BEGIN Data to examine

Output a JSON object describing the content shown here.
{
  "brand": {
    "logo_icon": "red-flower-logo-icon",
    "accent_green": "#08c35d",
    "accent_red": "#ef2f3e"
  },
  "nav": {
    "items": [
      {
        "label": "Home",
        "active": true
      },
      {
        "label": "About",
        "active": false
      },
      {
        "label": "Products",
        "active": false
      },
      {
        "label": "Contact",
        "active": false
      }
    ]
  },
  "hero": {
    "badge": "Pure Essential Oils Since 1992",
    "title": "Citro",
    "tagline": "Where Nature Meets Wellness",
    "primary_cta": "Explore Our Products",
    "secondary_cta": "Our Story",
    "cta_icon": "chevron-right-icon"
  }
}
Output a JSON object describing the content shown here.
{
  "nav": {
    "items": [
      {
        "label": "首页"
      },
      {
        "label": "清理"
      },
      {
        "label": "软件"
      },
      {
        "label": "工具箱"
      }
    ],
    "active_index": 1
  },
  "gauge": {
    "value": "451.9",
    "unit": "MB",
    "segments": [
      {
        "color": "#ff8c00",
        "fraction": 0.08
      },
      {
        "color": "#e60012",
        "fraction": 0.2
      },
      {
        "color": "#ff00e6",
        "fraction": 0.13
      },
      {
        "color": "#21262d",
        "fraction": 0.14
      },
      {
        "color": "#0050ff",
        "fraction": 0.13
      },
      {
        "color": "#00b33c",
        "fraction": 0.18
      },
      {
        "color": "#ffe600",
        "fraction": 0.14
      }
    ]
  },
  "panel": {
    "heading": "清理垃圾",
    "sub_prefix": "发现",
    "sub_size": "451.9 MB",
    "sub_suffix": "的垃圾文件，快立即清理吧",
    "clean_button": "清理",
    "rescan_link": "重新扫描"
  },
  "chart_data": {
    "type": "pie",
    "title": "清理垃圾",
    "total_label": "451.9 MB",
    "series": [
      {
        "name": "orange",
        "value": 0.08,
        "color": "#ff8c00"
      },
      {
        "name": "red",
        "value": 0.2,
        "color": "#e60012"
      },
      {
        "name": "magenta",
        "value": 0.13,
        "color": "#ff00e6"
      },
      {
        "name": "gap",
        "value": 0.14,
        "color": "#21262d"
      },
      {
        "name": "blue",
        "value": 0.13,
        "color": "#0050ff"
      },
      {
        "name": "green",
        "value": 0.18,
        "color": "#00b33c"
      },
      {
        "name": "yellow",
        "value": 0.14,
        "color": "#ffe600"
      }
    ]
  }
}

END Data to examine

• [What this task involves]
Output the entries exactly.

• [Your response]
Output a JSON object describing the content shown here.
{
  "brand": {
    "logo_icon": "red-flower-logo-icon",
    "accent_green": "#08c35d",
    "accent_red": "#ef2f3e"
  },
  "nav": {
    "items": [
      {
        "label": "Home",
        "active": true
      },
      {
        "label": "About",
        "active": false
      },
      {
        "label": "Products",
        "active": false
      },
      {
        "label": "Contact",
        "active": false
      }
    ]
  },
  "hero": {
    "badge": "Pure Essential Oils Since 1992",
    "title": "Citro",
    "tagline": "Where Nature Meets Wellness",
    "primary_cta": "Explore Our Products",
    "secondary_cta": "Our Story",
    "cta_icon": "chevron-right-icon"
  }
}
Output a JSON object describing the content shown here.
{
  "nav": {
    "items": [
      {
        "label": "首页"
      },
      {
        "label": "清理"
      },
      {
        "label": "软件"
      },
      {
        "label": "工具箱"
      }
    ],
    "active_index": 1
  },
  "gauge": {
    "value": "451.9",
    "unit": "MB",
    "segments": [
      {
        "color": "#ff8c00",
        "fraction": 0.08
      },
      {
        "color": "#e60012",
        "fraction": 0.2
      },
      {
        "color": "#ff00e6",
        "fraction": 0.13
      },
      {
        "color": "#21262d",
        "fraction": 0.14
      },
      {
        "color": "#0050ff",
        "fraction": 0.13
      },
      {
        "color": "#00b33c",
        "fraction": 0.18
      },
      {
        "color": "#ffe600",
        "fraction": 0.14
      }
    ]
  },
  "panel": {
    "heading": "清理垃圾",
    "sub_prefix": "发现",
    "sub_size": "451.9 MB",
    "sub_suffix": "的垃圾文件，快立即清理吧",
    "clean_button": "清理",
    "rescan_link": "重新扫描"
  },
  "chart_data": {
    "type": "pie",
    "title": "清理垃圾",
    "total_label": "451.9 MB",
    "series": [
      {
        "name": "orange",
        "value": 0.08,
        "color": "#ff8c00"
      },
      {
        "name": "red",
        "value": 0.2,
        "color": "#e60012"
      },
      {
        "name": "magenta",
        "value": 0.13,
        "color": "#ff00e6"
      },
      {
        "name": "gap",
        "value": 0.14,
        "color": "#21262d"
      },
      {
        "name": "blue",
        "value": 0.13,
        "color": "#0050ff"
      },
      {
        "name": "green",
        "value": 0.18,
        "color": "#00b33c"
      },
      {
        "name": "yellow",
        "value": 0.14,
        "color": "#ffe600"
      }
    ]
  }
}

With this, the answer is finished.